That first camping trip for me was also the first camping trip for my good friend Lee DeKrey, who would go on to win an individual state title as a junior. He has told me the story many times of how he finished his run, walked to the showers, and while walking back to camp he was absolutely astounded to see me and some of the other older runners just finishing up our run. I like to think that in that moment, even as a first time camper, I helped inspire him to become the great runner he turned into (but I’m pretty sure it was mostly his work ethic/talent combination that did that.)
Over the next few trips to Bemidji, I helped pioneer a lot of the things that would carry on in future trips. I was one of the first to do the entire loop around the lake for the final long run of the trip. I was part of a small group that did the first extra ball-buster intervals, something that the top runners have continued to do. At the Griak meet later that year a small group of us surprised everyone by dressing up in shirts and ties to go out for dinner, something that carried over each year after that. Now, as I read Coach’s packing list, it looks like it has maybe influenced the camping trip as well. I feel a bit of “Central Pride” when I read other accounts of campers going all the way around the lake or doing extra ball buster sets, knowing I was a small part of such great traditions.
So, to the rookie (and veteran) campers: Take it in as much as you can. Leave your phone at home (back in my day, we didn’t have that problem!) Look to your older teammates for guidance, but remember, you may just be setting an example for a fellow camper yourself. Know when it’s your turn for meal and dish duty. Super Soakers are most effective (on everyone but Tanner Lundby) first thing in the morning. Don’t make people wait for you to start team morning runs. Double knot your shoes before the ball-buster. And whatever you do...win the Frisbee football tournament.

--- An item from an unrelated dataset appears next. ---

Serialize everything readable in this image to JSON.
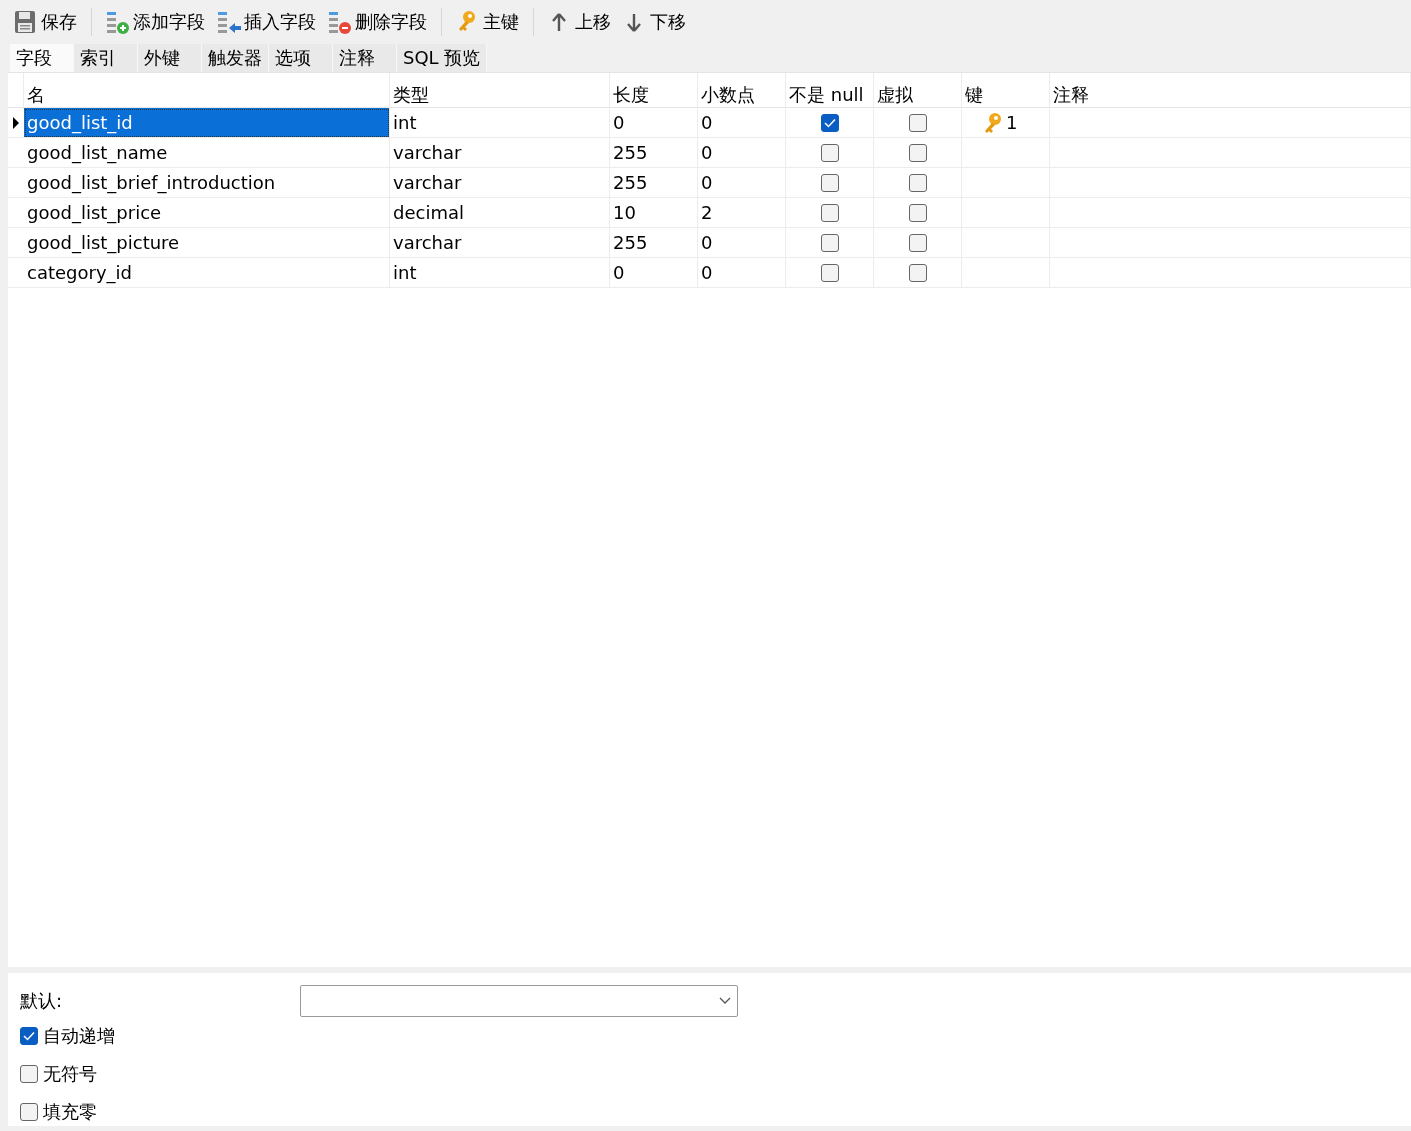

Finally, to parents of rookie (and veteran) campers: When your son or daughter comes back from the camping trip, and you overhear them talking about fartleks, ball-busters and debating with teammates whether it was better to wear all black or camouflage during late night “activities”, fear not! They have been simply making memories and friendships that will last a lifetime (mine have lasted 16 years, and counting.)
Knights XC 1997-2001
UND XC, Track 2001-2005